Action item ▸
In the listing below, every line with the word "sent" needs to be copied.
-------- Source material --------
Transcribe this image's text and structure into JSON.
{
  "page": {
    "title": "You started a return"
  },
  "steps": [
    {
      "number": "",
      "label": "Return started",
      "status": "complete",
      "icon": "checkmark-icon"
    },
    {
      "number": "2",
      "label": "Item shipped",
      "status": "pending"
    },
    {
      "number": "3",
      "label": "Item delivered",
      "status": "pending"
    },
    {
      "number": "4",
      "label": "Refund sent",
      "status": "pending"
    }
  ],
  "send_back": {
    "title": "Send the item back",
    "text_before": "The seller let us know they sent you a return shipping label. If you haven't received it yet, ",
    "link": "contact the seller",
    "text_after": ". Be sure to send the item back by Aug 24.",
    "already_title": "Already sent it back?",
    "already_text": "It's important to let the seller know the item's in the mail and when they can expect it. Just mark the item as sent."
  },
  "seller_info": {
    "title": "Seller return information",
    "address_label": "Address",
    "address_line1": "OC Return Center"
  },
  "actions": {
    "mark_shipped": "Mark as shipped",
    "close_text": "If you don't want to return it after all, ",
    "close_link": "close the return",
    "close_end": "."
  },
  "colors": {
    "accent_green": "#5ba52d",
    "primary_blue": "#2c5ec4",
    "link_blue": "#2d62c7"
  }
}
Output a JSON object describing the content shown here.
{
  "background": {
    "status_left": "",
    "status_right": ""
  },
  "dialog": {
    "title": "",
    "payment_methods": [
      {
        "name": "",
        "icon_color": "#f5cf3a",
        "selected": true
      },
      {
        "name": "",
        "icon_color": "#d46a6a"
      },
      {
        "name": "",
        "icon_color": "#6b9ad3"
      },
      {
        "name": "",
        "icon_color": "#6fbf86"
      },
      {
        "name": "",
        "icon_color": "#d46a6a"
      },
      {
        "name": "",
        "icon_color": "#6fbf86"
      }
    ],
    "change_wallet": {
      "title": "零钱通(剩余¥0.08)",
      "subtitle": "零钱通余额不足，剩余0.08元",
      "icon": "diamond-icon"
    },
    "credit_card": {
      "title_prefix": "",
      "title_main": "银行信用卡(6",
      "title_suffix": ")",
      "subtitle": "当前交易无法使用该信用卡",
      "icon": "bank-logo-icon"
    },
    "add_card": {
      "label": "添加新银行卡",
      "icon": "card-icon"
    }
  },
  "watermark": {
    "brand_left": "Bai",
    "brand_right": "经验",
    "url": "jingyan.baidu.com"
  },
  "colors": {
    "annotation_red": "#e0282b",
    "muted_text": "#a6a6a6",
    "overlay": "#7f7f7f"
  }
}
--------
Expected output ▸
      "label": "Refund sent",
    "text_before": "The seller let us know they sent you a return shipping label. If you haven't received it yet, ",
    "already_title": "Already sent it back?",
    "already_text": "It's important to let the seller know the item's in the mail and when they can expect it. Just mark the item as sent."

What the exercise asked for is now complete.